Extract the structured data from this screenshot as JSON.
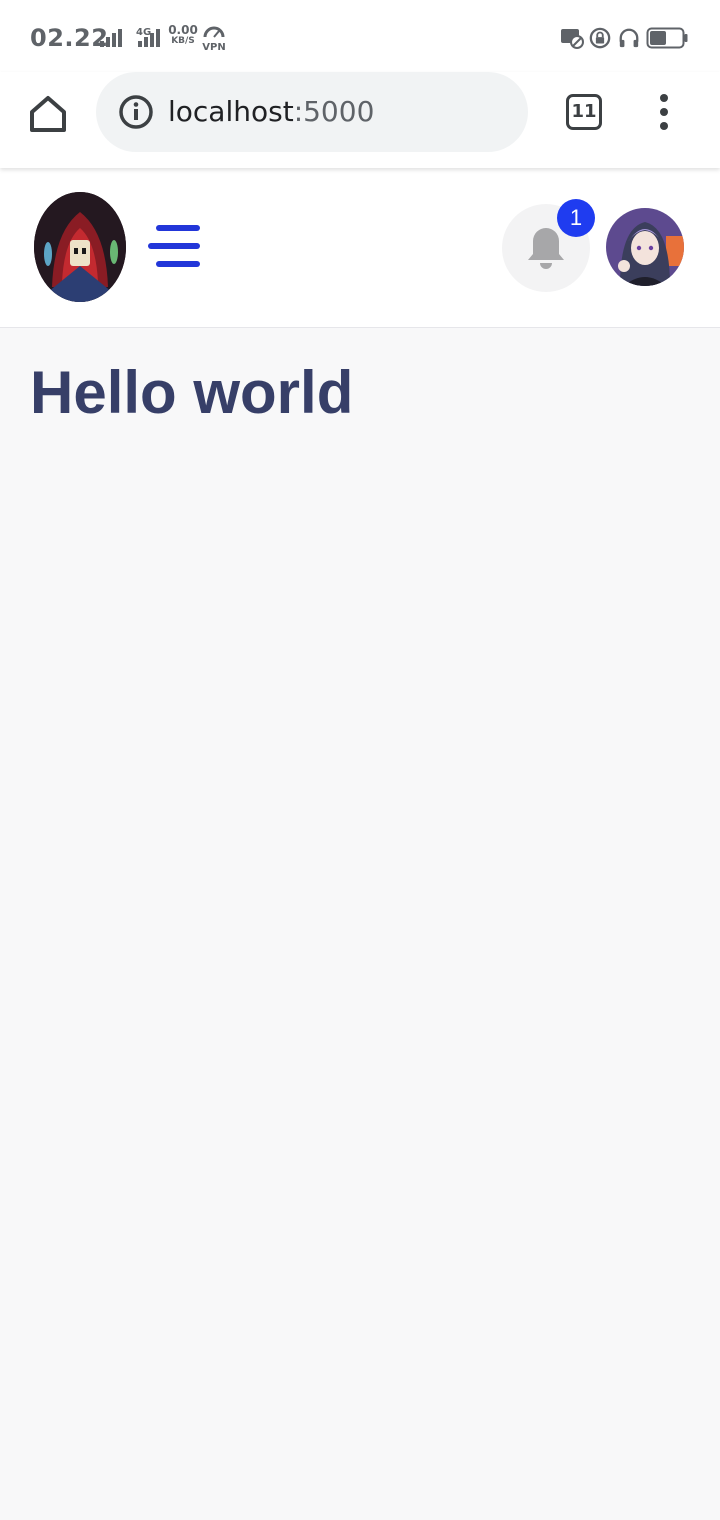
{
  "status_bar": {
    "time": "02.22",
    "network_type": "4G",
    "speed_value": "0.00",
    "speed_unit": "KB/S",
    "vpn_label": "VPN",
    "icons": [
      "signal-icon",
      "signal-icon",
      "cast-off-icon",
      "rotation-lock-icon",
      "headphones-icon",
      "battery-icon"
    ]
  },
  "browser": {
    "url_host": "localhost",
    "url_port": ":5000",
    "tab_count": "11",
    "icons": [
      "home-icon",
      "info-icon",
      "tabs-icon",
      "more-vert-icon"
    ]
  },
  "header": {
    "notification_count": "1",
    "icons": [
      "logo-image",
      "hamburger-icon",
      "bell-icon",
      "avatar-image"
    ],
    "accent_color": "#2236d9",
    "badge_color": "#1f3cf0"
  },
  "main": {
    "title": "Hello world",
    "title_color": "#373f68"
  }
}
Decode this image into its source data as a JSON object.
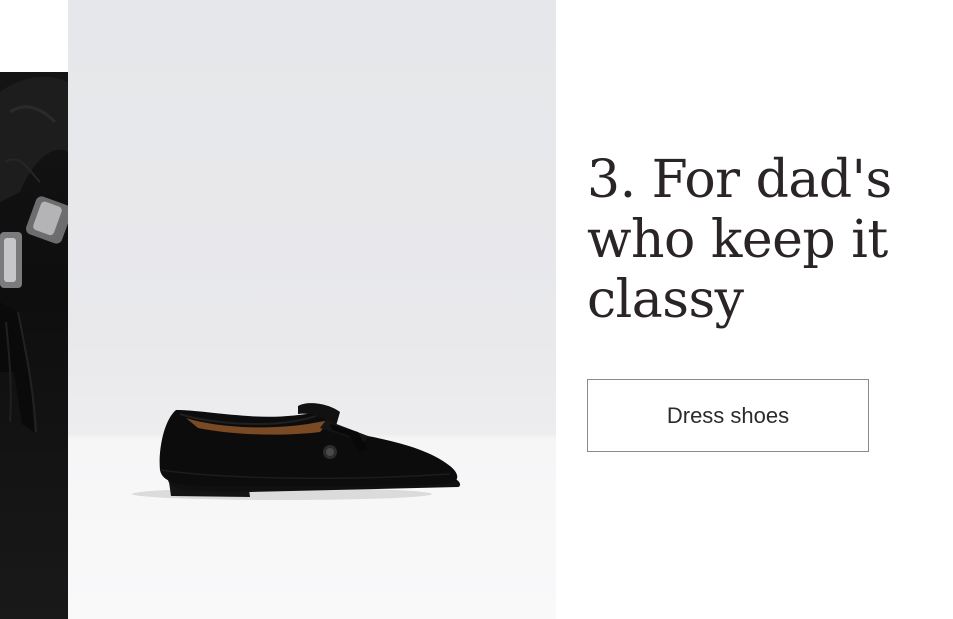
{
  "promo": {
    "heading": "3. For dad's who keep it classy",
    "button_label": "Dress shoes"
  },
  "images": {
    "closeup": "tassel-loafer-closeup-image",
    "product": "black-suede-tassel-loafer-image"
  },
  "colors": {
    "heading_text": "#2a2426",
    "button_border": "#8a8a8a",
    "backdrop": "#e8e9ec"
  }
}
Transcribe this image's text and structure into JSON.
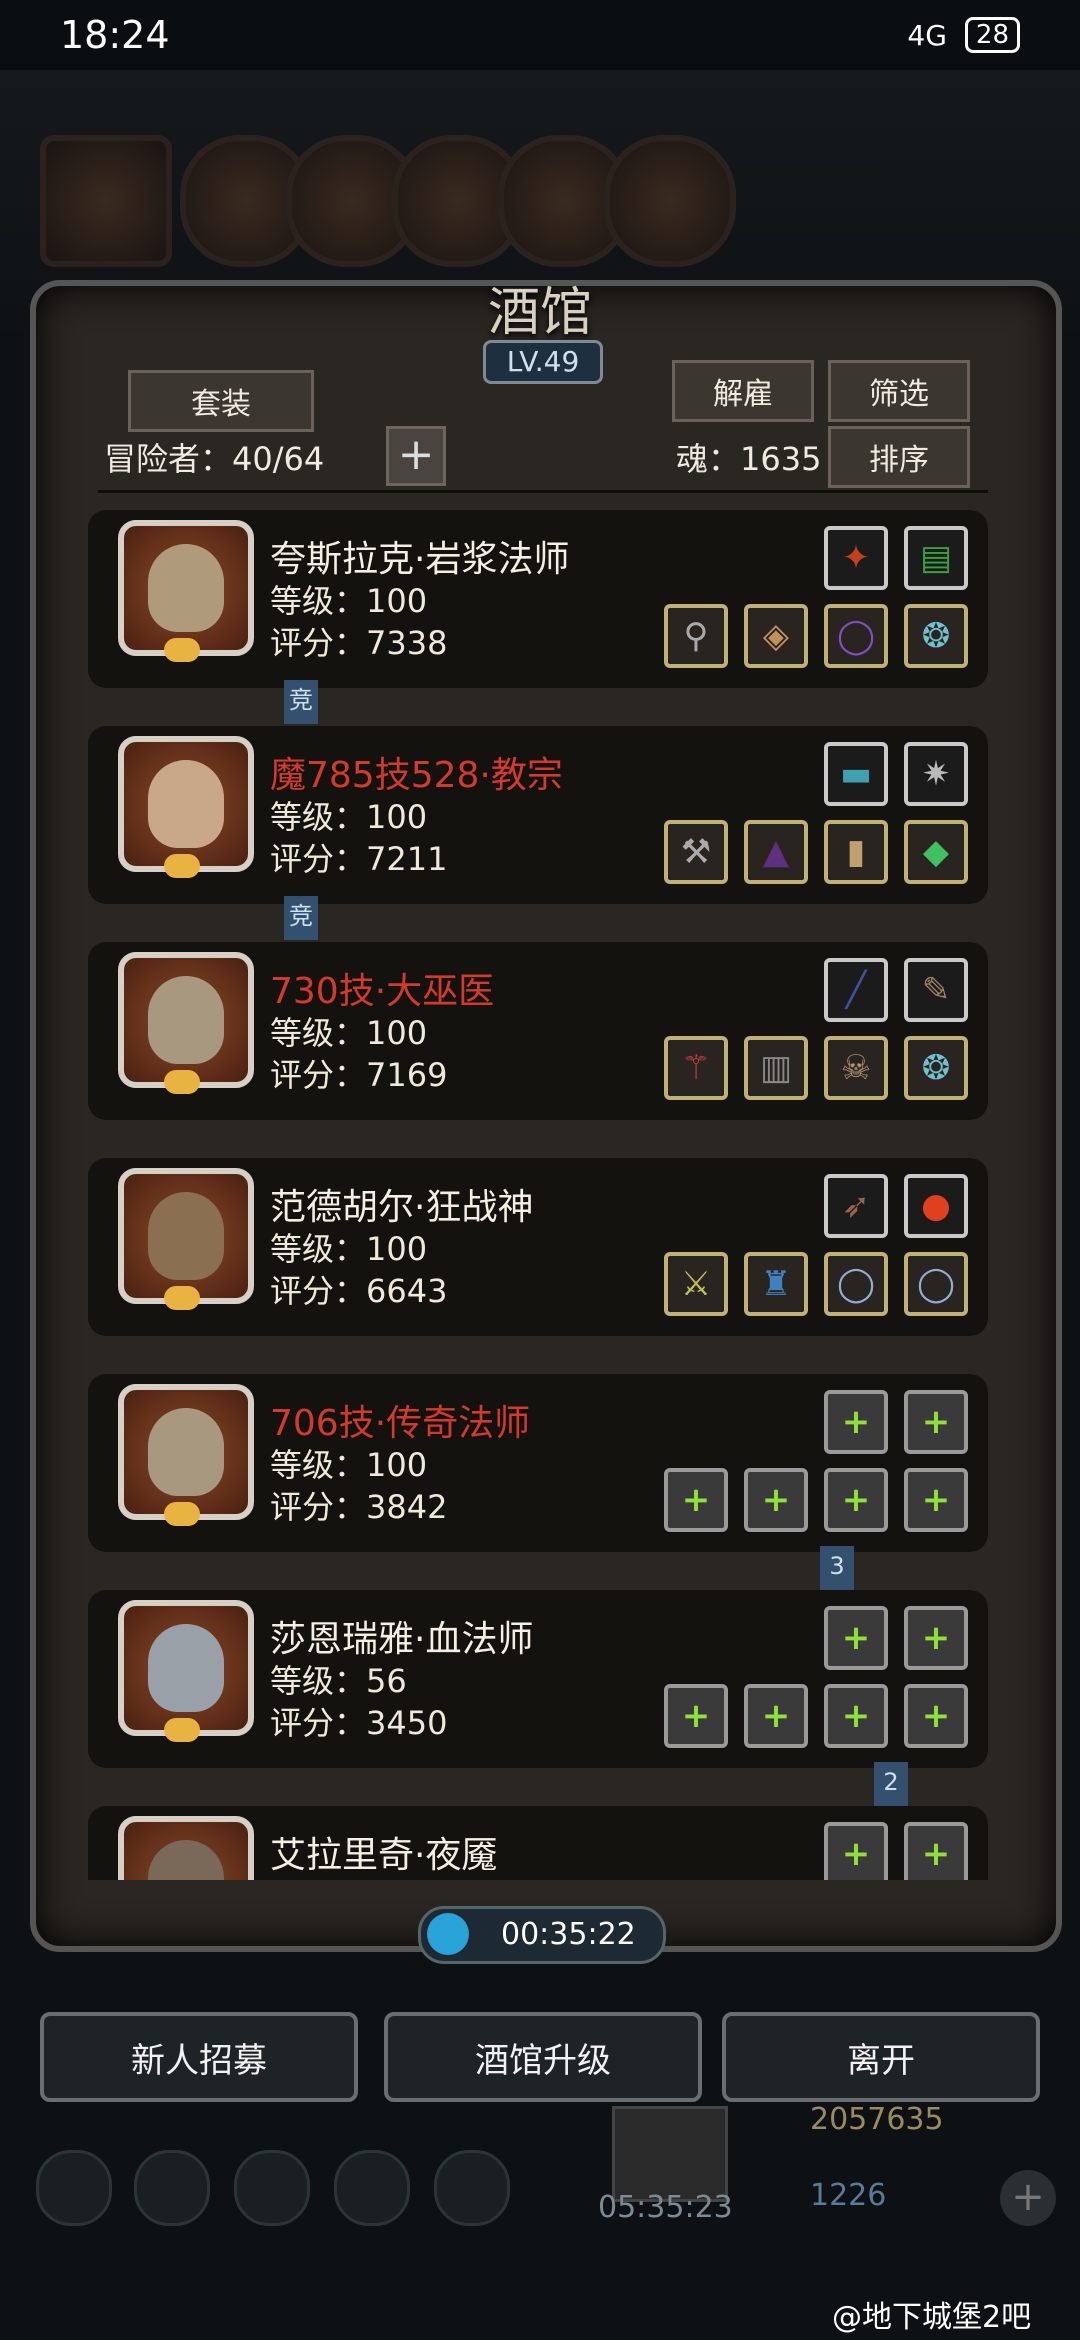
{
  "status_bar": {
    "time": "18:24",
    "battery": "28",
    "signal": "4G"
  },
  "tavern": {
    "title": "酒馆",
    "level": "LV.49",
    "set_button": "套装",
    "dismiss_button": "解雇",
    "filter_button": "筛选",
    "sort_button": "排序",
    "adventurers": "冒险者：40/64",
    "souls": "魂：1635"
  },
  "heroes": [
    {
      "name": "夸斯拉克·岩浆法师",
      "name_color": "white",
      "level": "等级：100",
      "score": "评分：7338",
      "tag": "竞",
      "gear_filled": true
    },
    {
      "name": "魔785技528·教宗",
      "name_color": "red",
      "level": "等级：100",
      "score": "评分：7211",
      "tag": "竞",
      "gear_filled": true
    },
    {
      "name": "730技·大巫医",
      "name_color": "red",
      "level": "等级：100",
      "score": "评分：7169",
      "tag": "",
      "gear_filled": true
    },
    {
      "name": "范德胡尔·狂战神",
      "name_color": "white",
      "level": "等级：100",
      "score": "评分：6643",
      "tag": "",
      "gear_filled": true
    },
    {
      "name": "706技·传奇法师",
      "name_color": "red",
      "level": "等级：100",
      "score": "评分：3842",
      "tag": "3",
      "gear_filled": false
    },
    {
      "name": "莎恩瑞雅·血法师",
      "name_color": "white",
      "level": "等级：56",
      "score": "评分：3450",
      "tag": "2",
      "gear_filled": false
    },
    {
      "name": "艾拉里奇·夜魇",
      "name_color": "white",
      "level": "",
      "score": "",
      "tag": "",
      "gear_filled": false
    }
  ],
  "timer": "00:35:22",
  "actions": {
    "recruit": "新人招募",
    "upgrade": "酒馆升级",
    "leave": "离开"
  },
  "resources": {
    "gold": "2057635",
    "gems": "1226",
    "gift_timer": "05:35:23"
  },
  "watermark": "@地下城堡2吧"
}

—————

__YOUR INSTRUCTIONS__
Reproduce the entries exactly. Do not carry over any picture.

__EXPECTED OUTPUT__
Extract the structured data from this screenshot as JSON.
{
  "status_bar": {
    "time": "02.22",
    "network_type": "4G",
    "speed_value": "0.00",
    "speed_unit": "KB/S",
    "vpn_label": "VPN",
    "icons": [
      "signal-icon",
      "signal-icon",
      "cast-off-icon",
      "rotation-lock-icon",
      "headphones-icon",
      "battery-icon"
    ]
  },
  "browser": {
    "url_host": "localhost",
    "url_port": ":5000",
    "tab_count": "11",
    "icons": [
      "home-icon",
      "info-icon",
      "tabs-icon",
      "more-vert-icon"
    ]
  },
  "header": {
    "notification_count": "1",
    "icons": [
      "logo-image",
      "hamburger-icon",
      "bell-icon",
      "avatar-image"
    ],
    "accent_color": "#2236d9",
    "badge_color": "#1f3cf0"
  },
  "main": {
    "title": "Hello world",
    "title_color": "#373f68"
  }
}
Decode this image into its source data as a JSON object.
{
  "promo": {
    "heading": "3. For dad's who keep it classy",
    "button_label": "Dress shoes"
  },
  "images": {
    "closeup": "tassel-loafer-closeup-image",
    "product": "black-suede-tassel-loafer-image"
  },
  "colors": {
    "heading_text": "#2a2426",
    "button_border": "#8a8a8a",
    "backdrop": "#e8e9ec"
  }
}
Transcribe this image's text and structure into JSON.
{
  "status_bar": {
    "time": "18:24",
    "battery": "28",
    "signal": "4G"
  },
  "tavern": {
    "title": "酒馆",
    "level": "LV.49",
    "set_button": "套装",
    "dismiss_button": "解雇",
    "filter_button": "筛选",
    "sort_button": "排序",
    "adventurers": "冒险者：40/64",
    "souls": "魂：1635"
  },
  "heroes": [
    {
      "name": "夸斯拉克·岩浆法师",
      "name_color": "white",
      "level": "等级：100",
      "score": "评分：7338",
      "tag": "竞",
      "gear_filled": true
    },
    {
      "name": "魔785技528·教宗",
      "name_color": "red",
      "level": "等级：100",
      "score": "评分：7211",
      "tag": "竞",
      "gear_filled": true
    },
    {
      "name": "730技·大巫医",
      "name_color": "red",
      "level": "等级：100",
      "score": "评分：7169",
      "tag": "",
      "gear_filled": true
    },
    {
      "name": "范德胡尔·狂战神",
      "name_color": "white",
      "level": "等级：100",
      "score": "评分：6643",
      "tag": "",
      "gear_filled": true
    },
    {
      "name": "706技·传奇法师",
      "name_color": "red",
      "level": "等级：100",
      "score": "评分：3842",
      "tag": "3",
      "gear_filled": false
    },
    {
      "name": "莎恩瑞雅·血法师",
      "name_color": "white",
      "level": "等级：56",
      "score": "评分：3450",
      "tag": "2",
      "gear_filled": false
    },
    {
      "name": "艾拉里奇·夜魇",
      "name_color": "white",
      "level": "",
      "score": "",
      "tag": "",
      "gear_filled": false
    }
  ],
  "timer": "00:35:22",
  "actions": {
    "recruit": "新人招募",
    "upgrade": "酒馆升级",
    "leave": "离开"
  },
  "resources": {
    "gold": "2057635",
    "gems": "1226",
    "gift_timer": "05:35:23"
  },
  "watermark": "@地下城堡2吧"
}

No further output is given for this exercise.